Patent number: 11186266
Type: Grant
Filed: Jan 16, 2019
Date of Patent: Nov 30, 2021
Patent Publication Number: 20190232939
Assignee: AISIN SEIKI KABUSHIKI KAISHA (Kariya)
Inventor: Hirotaka Mizuguchi (Kariya)
Primary Examiner: B M M Hannan
Application Number: 16/248,870
Classifications
Current U.S. Class: Condition Responsive Control Of Starting Device (123/179.3)
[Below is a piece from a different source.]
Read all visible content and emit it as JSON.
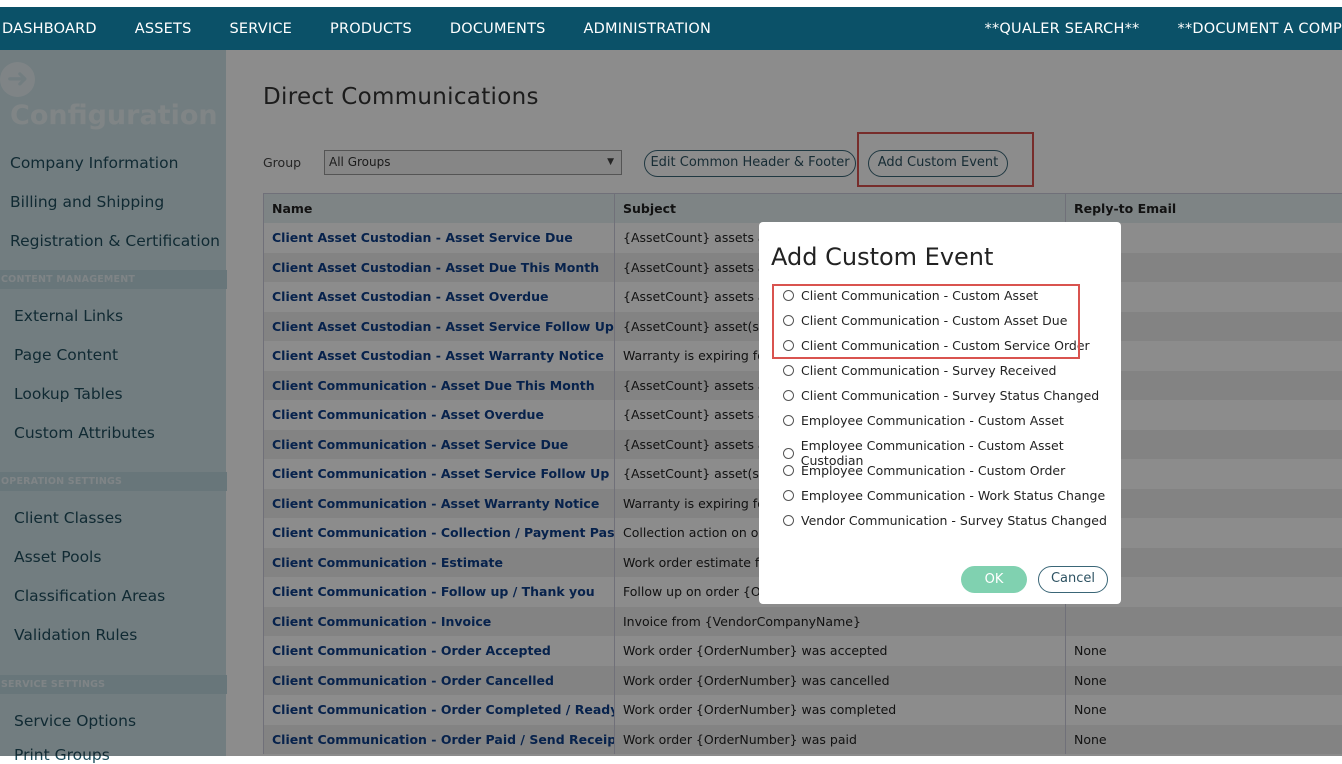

International Classification: B60L 9/00 (20190101); B60W 20/00 (20160101); B60K 6/387 (20071001); B60K 6/40 (20071001); B60W 10/06 (20060101); B60W 10/08 (20060101); B60W 30/20 (20060101);